imposing certain labor obligations on a new employer that has
taken over operations of an old employer." American Bell, Inc.
v. Fed. of Tel. Workers of Pa., 736 F.2d 879, 888 (3d Cir.
1984). It has specifically been held applicable to Title VII
cases. See EEOC v. MacMillan Bloedel Containers, Inc.,
503 F.2d 1086, 1092 (6th Cir. 1974); Wheeler v. Snyder Buick, Inc.,
794 F.2d 1228 (7th Cir. 1986). In all cases, it involves a
fact-specific determination. See MacMillan Bloedel,
503 F.2d 1086, 1092 (6th Cir. 1974); NLRB v. Hudson River Aggregates,
Inc., 639 F.2d 865, 869 (2d Cir. 1981) (NLRB case).
The relevant factors are whether the successor had prior
notice of the claim against the predecessor, the ability of
the predecessor to provide relief to the plaintiff, and the
continuity of business operations between the predecessor and
the successor, which includes such matters as continuity in
supervisory personnel, employees, physical plant, location,
nature of product or service and methods of producing the
product or service. Wheeler, 794 F.2d 1228; accord EEOC v.
Local 638, 700 F. Supp. 739, 743 (S.D.N.Y. 1988). While the
factors of notice and the ability of the predecessor to provide
relief have been deemed "critical," Wheeler, 794 F.2d at 1236,
no one factor or set of factors is controlling. See Fennell v.
TLB Plastics Corp., No. 84 Civ. 8775, 1989 WL 88717 (S.D.N Y

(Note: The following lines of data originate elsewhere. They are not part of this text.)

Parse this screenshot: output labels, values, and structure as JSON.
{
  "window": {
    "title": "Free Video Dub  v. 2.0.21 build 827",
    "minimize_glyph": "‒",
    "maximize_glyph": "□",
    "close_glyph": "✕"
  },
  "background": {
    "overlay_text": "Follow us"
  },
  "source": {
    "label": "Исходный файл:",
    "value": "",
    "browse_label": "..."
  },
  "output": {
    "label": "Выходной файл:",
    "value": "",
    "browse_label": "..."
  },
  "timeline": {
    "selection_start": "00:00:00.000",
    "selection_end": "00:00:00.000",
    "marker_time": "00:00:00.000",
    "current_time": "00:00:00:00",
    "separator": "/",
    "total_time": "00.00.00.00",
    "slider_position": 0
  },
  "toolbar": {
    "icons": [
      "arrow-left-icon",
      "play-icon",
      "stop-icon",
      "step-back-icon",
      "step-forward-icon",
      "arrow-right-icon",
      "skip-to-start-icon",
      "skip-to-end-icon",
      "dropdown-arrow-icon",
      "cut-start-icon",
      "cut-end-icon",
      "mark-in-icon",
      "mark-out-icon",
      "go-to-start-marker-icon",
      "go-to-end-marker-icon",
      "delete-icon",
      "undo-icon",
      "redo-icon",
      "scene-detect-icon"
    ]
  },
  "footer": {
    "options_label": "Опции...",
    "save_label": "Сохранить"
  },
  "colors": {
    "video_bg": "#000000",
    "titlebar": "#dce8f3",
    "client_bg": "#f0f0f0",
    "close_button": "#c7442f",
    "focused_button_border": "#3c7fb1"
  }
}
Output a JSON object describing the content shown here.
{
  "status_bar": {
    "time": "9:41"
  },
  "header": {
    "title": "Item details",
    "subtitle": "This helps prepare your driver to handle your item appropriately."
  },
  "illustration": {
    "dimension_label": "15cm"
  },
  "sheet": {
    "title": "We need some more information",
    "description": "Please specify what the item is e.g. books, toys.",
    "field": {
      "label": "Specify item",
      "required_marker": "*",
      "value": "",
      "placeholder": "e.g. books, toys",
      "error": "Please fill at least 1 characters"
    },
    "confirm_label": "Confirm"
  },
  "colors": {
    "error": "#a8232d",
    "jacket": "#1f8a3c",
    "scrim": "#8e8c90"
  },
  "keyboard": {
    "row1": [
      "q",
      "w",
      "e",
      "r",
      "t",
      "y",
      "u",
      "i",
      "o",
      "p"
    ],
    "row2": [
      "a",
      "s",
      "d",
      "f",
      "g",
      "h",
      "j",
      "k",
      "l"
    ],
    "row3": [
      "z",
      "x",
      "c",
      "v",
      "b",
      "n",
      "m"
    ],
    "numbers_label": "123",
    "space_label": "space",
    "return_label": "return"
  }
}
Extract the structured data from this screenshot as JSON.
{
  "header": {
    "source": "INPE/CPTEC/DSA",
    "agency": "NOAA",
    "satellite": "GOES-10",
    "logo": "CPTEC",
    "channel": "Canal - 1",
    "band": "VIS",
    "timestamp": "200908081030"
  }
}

July 27, 1989).
AT & T-IS argues that neither the establishment of ABI nor
the subsequent divestiture by AT & T of the BOCs leads to
successorship liability against AT & T-IS. This Court agrees.
While plaintiff argues that there were similarities between NY
Tel and AT & T-IS, such as employees' salaries and medical
plans and that the date employees began work for N Y Tel was
used by AT & T-IS for pensions and employee stock plans, it is
undisputed that AT & T-IS had no notice of Long's claim
against N Y Tel because none of Long's charges were pending
when he was transferred to AT & T-IS. N Y Tel's capacity to
provide relief weighs against imposition of
liability upon AT & T-IS. This is not a case where, "[f]ailure
to hold a successor liable for the discriminatory practices of
its predecessor could emasculate the relief provisions of
Title VII by leaving the discriminatee without a remedy or
with a complete remedy." MacMillan Bloedel, 503 F.2d at
1091-92. Plaintiff's case is not barred because N Y Tel no
longer exists or because N Y Tel is unable to satisfy judgments
against it. Accordingly, plaintiff's claims against N Y Tel are
For the foregoing reasons, defendant's motion for summary
judgment is granted, except with respect to plaintiff's Title
VII claim based on discriminatory termination as to which
summary judgment is denied.